Key publications: 

I have two forthcoming academic articles:

‘Like Mother, like Daughter: Hortense Mancini, Duchesse de Mazarin, and Marie-Charlotte de La Porte-Mazarin, Marquise de Richelieu’, Early Modern Women: An Interdisciplinary Journal, Volume 16, Issue 1, Fall 2021.

‘An Epicurean Farewell: Saint-Évremond, Lucretius, and the Godolphin Manuscript’, French Studies, Volume 75, Issue 4, October 2021.

I have also published in History Today and am committed to public history:

‘Leading Ladies: The French tradition of the royal mistress gave new opportunities for women at the court of Charles II’, History Today, Volume 70, Issue 8, August 2020, pp.42-55.

Teaching and Supervisions


I teach the early modern texts on the first-year French course (FR1) including Pierre Corneille's Horace and Pierre de Ronsard's Sonets pour Helene, and I teach the entire syllabus for the second-year early modern French literature course (FR4) from Rabelais, Labé, Ronsard, and Montaigne to Molière, Racine, Pascal, and Lafayette. I have previously co-designed and co-convened the MMLL Critical Theory course on which I taught ancient literary theory, object theory, postcolonialism, and gender theory.

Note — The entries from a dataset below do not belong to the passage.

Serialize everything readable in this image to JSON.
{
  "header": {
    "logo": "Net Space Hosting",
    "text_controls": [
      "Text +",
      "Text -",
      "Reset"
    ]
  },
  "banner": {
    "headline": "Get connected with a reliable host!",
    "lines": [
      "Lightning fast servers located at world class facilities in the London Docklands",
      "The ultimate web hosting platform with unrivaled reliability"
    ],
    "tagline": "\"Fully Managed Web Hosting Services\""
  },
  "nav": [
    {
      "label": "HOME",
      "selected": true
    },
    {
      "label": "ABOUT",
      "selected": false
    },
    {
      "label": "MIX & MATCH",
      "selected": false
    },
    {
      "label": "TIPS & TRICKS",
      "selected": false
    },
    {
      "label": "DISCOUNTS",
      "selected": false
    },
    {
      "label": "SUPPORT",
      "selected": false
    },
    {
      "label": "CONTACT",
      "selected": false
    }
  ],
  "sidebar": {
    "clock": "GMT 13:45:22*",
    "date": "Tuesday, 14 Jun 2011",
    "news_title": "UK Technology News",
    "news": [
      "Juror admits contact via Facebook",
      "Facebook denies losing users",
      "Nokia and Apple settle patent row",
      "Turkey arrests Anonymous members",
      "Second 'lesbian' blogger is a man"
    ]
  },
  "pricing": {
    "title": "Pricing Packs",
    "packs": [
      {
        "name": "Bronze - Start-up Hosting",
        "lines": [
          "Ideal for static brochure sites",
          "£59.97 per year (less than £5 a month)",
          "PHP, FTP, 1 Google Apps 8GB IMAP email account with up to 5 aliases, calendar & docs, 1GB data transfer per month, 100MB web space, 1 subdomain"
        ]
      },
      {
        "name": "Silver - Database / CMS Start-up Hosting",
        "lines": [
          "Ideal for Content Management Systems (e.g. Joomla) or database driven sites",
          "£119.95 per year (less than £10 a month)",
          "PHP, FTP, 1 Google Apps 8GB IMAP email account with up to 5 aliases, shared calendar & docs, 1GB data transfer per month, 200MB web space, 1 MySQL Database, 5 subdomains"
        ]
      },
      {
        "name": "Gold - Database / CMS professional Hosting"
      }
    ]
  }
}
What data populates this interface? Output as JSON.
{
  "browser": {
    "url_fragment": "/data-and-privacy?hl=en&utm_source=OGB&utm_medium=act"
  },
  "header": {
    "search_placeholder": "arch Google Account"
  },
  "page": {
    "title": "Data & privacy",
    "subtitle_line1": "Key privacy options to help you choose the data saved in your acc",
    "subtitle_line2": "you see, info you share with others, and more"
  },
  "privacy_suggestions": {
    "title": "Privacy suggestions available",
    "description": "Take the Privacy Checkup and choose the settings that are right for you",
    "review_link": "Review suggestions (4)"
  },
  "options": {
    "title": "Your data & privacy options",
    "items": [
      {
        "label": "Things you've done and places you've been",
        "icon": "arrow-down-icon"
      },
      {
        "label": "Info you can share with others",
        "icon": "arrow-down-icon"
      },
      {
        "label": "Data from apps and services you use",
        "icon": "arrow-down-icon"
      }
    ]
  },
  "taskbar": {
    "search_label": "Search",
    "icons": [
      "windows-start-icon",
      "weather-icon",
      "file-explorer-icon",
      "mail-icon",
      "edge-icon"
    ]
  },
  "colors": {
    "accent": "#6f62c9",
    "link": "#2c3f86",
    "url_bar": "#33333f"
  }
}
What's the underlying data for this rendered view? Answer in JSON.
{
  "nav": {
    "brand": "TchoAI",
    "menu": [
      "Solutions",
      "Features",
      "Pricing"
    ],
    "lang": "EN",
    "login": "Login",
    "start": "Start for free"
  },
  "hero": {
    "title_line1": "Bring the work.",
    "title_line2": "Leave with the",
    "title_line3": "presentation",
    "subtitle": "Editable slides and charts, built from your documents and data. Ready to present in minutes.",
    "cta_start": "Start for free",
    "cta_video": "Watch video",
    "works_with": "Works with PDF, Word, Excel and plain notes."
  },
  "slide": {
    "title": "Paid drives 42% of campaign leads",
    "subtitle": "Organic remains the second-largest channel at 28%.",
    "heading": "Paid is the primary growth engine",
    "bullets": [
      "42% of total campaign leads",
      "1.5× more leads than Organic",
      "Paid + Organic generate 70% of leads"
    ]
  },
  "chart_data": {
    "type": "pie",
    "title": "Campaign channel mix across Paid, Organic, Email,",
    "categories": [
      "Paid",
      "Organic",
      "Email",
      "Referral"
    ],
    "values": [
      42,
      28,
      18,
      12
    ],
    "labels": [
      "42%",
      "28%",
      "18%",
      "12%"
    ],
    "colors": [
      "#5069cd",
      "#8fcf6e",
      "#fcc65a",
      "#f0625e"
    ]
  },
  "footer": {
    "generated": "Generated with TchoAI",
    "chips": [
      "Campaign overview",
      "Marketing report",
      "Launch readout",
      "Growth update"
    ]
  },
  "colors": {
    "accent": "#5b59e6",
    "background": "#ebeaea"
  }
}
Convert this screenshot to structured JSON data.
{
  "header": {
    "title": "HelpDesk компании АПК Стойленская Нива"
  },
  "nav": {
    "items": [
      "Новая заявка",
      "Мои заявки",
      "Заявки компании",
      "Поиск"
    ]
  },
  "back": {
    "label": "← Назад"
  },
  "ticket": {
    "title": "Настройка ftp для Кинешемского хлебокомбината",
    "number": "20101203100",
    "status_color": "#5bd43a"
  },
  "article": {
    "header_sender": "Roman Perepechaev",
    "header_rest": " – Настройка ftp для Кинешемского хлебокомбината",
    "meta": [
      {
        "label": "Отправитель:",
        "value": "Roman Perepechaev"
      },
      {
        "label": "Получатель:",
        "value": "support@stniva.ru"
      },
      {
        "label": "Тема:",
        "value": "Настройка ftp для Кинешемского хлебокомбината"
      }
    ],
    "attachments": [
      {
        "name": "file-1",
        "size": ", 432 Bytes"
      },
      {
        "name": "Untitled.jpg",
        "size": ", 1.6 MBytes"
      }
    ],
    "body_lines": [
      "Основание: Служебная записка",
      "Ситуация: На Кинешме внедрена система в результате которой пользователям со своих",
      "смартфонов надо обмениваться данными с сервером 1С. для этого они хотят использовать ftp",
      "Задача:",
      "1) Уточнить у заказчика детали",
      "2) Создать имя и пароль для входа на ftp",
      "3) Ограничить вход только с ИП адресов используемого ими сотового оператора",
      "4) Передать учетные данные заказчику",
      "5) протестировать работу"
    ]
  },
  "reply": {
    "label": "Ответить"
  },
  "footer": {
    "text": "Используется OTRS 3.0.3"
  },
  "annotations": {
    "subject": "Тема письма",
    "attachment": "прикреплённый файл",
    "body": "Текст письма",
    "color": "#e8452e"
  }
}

Department: French
Supervisor: Dr Emma Gilby
College: Corpus Christi
AHRC subject area: French
Title of thesis: Palace of Exiles: The Mazarin Salon in Seventeenth-Century London